To start, the settlement pertained to a murder case. In 2000, Fairview resident Walter Bowman was shot to death in his home by masked invaders. Five men were imprisoned. Two, Robert Wilcoxson and Kenneth Kagonyera, were given fifteen-year sentences, but they were set free by the North Carolina Innocence Inquiry Commission after only eleven years. In July, the county agreed to pay Kagonyera $515,000, and it settled for an undisclosed sum with Robert Wilcoxson. Wilcoxson’s settlement was expected to be considerably larger because, unlike Kagonyera, he was not serving time for other, unrelated charges. Both men had filed federal lawsuits against the county.
The Innocence Commission did not exonerate three other men imprisoned for the murder. Teddy Lamont Isbell, Sr., Damian Miguel Mills, and Larry Jerome Williams, Jr. continued to serve their sentences. Isbell served six years after pleading guilty to robbery, and Mills and Williams were convicted of second-degree murder. All men claimed they were falsely imprisoned, and that they had been frightened into making false confessions. They reportedly feared authority and were distrustful of then-Sheriff Bobby Medford’s administration.
The case of Isbell, Mills, and Williams is unusual, but not unprecedented, in that their convictions have yet to be overturned, even though the Innocence Commission said it had the names of three other men it believed were guilty. County Attorney Curt Euler justified settling out of court because it would not be fair to exonerate this one and that one, while leaving three others in the same predicament in jail. Euler estimated going to trial could cost the county $1 million per year per man. That would come to $42 million on top of what had already been paid Kagonyera. Euler further wanted to settle before any charges were cleared, as he estimated the county would owe double in damages for arresting officially innocent men.
On August 4, the commissioners had a closed-door session, after which they emerged to approve settlement amounts.
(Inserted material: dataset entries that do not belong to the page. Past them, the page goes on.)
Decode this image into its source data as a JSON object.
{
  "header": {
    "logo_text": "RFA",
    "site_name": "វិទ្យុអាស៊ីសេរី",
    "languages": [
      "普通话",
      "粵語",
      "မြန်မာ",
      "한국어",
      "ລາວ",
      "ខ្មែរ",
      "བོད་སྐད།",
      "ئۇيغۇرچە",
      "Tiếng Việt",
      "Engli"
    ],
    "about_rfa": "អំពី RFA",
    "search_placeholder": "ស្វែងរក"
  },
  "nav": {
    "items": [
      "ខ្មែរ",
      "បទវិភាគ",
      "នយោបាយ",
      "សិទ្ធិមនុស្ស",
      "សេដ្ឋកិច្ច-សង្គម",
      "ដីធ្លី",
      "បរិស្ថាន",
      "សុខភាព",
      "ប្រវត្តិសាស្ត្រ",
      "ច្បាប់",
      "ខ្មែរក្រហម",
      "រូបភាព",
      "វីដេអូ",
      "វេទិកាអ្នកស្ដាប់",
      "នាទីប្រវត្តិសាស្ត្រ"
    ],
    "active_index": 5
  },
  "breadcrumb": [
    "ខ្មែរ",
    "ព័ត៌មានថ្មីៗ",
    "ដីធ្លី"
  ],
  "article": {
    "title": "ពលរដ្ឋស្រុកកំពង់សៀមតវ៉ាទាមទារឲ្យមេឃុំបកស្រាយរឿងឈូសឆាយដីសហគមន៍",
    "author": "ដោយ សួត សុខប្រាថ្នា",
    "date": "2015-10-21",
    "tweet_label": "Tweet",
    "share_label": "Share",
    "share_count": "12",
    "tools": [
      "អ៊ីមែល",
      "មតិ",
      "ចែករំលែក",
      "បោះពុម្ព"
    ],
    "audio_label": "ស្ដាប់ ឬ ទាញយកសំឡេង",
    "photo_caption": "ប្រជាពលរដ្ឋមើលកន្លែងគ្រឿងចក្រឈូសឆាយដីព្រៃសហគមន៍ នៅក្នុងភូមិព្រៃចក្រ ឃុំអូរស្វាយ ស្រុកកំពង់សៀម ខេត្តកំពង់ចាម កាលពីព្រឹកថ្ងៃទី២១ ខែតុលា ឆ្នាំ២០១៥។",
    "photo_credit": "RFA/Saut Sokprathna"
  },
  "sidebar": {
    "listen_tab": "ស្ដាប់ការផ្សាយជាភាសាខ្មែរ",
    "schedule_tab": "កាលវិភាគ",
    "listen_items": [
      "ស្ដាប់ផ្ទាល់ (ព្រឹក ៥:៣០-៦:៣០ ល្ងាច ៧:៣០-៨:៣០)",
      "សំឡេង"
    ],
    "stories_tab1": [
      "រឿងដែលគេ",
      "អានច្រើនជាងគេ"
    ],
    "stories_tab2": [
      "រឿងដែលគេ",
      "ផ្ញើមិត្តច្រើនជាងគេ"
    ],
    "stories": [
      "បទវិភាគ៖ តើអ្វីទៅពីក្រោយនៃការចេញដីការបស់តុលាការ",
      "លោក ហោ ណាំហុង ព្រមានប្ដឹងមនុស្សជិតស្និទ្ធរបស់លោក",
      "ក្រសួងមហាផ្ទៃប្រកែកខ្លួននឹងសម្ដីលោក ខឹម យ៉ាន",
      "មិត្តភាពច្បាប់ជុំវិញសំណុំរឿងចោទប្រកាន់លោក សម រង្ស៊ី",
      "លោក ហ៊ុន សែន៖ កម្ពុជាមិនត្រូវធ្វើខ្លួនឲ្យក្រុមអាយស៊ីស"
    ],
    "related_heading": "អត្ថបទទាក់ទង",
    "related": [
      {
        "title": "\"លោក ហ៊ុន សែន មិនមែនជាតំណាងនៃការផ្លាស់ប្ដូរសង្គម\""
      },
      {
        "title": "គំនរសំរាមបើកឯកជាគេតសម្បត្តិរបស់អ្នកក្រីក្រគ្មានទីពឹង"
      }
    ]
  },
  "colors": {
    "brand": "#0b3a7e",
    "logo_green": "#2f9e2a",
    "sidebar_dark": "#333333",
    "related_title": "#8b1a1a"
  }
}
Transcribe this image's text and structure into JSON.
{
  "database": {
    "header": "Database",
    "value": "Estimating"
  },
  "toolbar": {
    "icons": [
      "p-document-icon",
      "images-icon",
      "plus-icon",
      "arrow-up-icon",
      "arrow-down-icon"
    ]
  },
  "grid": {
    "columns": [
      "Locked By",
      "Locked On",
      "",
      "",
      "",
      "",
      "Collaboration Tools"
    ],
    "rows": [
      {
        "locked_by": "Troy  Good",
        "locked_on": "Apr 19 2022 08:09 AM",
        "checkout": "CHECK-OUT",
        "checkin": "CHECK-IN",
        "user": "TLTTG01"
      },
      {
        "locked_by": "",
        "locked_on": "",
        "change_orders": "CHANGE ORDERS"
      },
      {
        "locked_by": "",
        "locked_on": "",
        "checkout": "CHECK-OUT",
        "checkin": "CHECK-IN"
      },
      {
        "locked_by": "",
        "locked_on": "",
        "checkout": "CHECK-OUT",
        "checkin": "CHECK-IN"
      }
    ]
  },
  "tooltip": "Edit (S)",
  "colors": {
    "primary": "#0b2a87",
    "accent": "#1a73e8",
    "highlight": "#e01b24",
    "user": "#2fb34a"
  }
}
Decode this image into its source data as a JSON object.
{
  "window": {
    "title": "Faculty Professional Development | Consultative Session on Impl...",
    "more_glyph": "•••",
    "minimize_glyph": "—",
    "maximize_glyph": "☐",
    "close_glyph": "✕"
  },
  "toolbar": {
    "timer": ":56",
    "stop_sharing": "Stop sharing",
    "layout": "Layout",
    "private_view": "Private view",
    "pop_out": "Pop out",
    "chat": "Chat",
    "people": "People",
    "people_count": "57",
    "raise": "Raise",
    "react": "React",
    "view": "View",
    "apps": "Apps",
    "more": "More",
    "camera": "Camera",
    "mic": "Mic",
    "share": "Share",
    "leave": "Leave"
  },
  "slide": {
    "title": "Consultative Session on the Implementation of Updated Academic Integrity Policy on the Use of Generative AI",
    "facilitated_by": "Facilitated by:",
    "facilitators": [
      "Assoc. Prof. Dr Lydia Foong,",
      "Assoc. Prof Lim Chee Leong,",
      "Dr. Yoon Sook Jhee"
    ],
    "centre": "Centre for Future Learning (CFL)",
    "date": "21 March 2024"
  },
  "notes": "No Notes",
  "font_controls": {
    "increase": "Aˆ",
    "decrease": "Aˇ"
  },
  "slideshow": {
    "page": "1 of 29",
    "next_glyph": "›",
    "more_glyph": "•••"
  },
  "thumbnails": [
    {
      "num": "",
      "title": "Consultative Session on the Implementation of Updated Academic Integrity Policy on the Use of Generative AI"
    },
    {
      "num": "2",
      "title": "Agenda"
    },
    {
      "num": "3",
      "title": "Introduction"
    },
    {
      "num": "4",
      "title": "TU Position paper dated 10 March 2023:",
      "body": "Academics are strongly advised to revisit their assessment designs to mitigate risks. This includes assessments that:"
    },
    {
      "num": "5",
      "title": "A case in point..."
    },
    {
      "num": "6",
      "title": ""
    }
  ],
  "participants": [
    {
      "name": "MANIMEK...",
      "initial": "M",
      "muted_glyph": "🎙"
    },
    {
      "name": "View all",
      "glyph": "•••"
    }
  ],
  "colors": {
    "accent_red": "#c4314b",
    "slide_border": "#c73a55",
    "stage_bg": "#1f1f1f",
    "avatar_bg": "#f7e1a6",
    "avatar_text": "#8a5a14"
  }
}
Isbell would get $240,000; Mills, $512,250; and Williams, $750,000. Following the vote, the county was authorized to publish the amount paid to Wilcoxson, and that was $5,125,000. So, all-told, it looked like taxpayers would be on the hook for just over $7 million. Adding the costs of legal services, it was estimated the amount would be closer to $8 million, but three insurance companies are expected to cover about $3 million. During the public meeting, the spin from the commissioners was that Euler had done a yeoman’s job in talking the price down from $17 million. For comparison’s sake, the county’s annual operating budget is $368 million.
And that leads us to selling the land. The 137-acre tract has perhaps one of the most interesting deed histories in the area. Though located in Buncombe County, it became Henderson County property as part of the 1995 water agreement. Terms required Henderson County to build a sewage treatment facility on it, and its ownership was to revert to Asheville should the land not be conveyed to the Metropolitan Sewerage District by 2012. Two 2-year extensions were added to the contract. Then, in April of 2014, Henderson County agreed with Asheville to sell the property within two years and split the proceeds 50-50. The Henderson commissioners agreed to put the property on the market in September.
Allegedly, Henderson County had received several offers higher than $6 million. But in March of this year, when the county was about to close, Henderson County Manager Steve Wyatt ran to Buncombe County in the eleventh hour to try to get a better deal. Henderson County would get the full asking price, $6,815,000, and Buncombe County would have the tract for an amazing economic development inducement. With the same secrecy enshrouding GE’s Project X, somebody leaked to the local daily that this project had the mysterious code name, Bravo IV. A little searching on the Internet revealed a Bravo IV on several local government agendas in Southern Seaboard states. The minutes of one local government linked the name with negotiations with Deschutes Brewery. Operating out of Bend, Oregon, Deschutes is the sixth largest craft brewer in the country. Its presence in Bent Creek would give the area three of the country’s ten top craft brewers.
The Buncombe County Commissioners whisked into their chambers in an emergency meeting, and voted 4-3 to buy the land. The Republicans on the board, Joe Belcher, Miranda DeBruhl, and Mike Fryar, were opposed; arguing even if members of the public had been given advance notice of the vote, they wouldn’t have a clue what the unnamed economic development project was. Commissioner Brownie Newman at the time divulged the project would create middle-class jobs and be good for the environment.
So when a resolution to sell the land appeared on the Buncombe County Commissioners’ agenda for their October 6 meeting, members of the public were wondering what had happened with Deschutes. It was sure to be an interesting meeting, but when it came time for the commissioners to discuss the item, County Manager Wanda Greene called for a closed session to discuss some important developments. After a purgatoriously protracted recess, the commissioners re-emerged and voted unanimously to remove its consideration from the agenda. Chair David Gantt remarked toward the end of the meeting that the commissioners had accomplished a lot. Within a day, news sources were announcing the arrival of representatives from Deschutes in the area.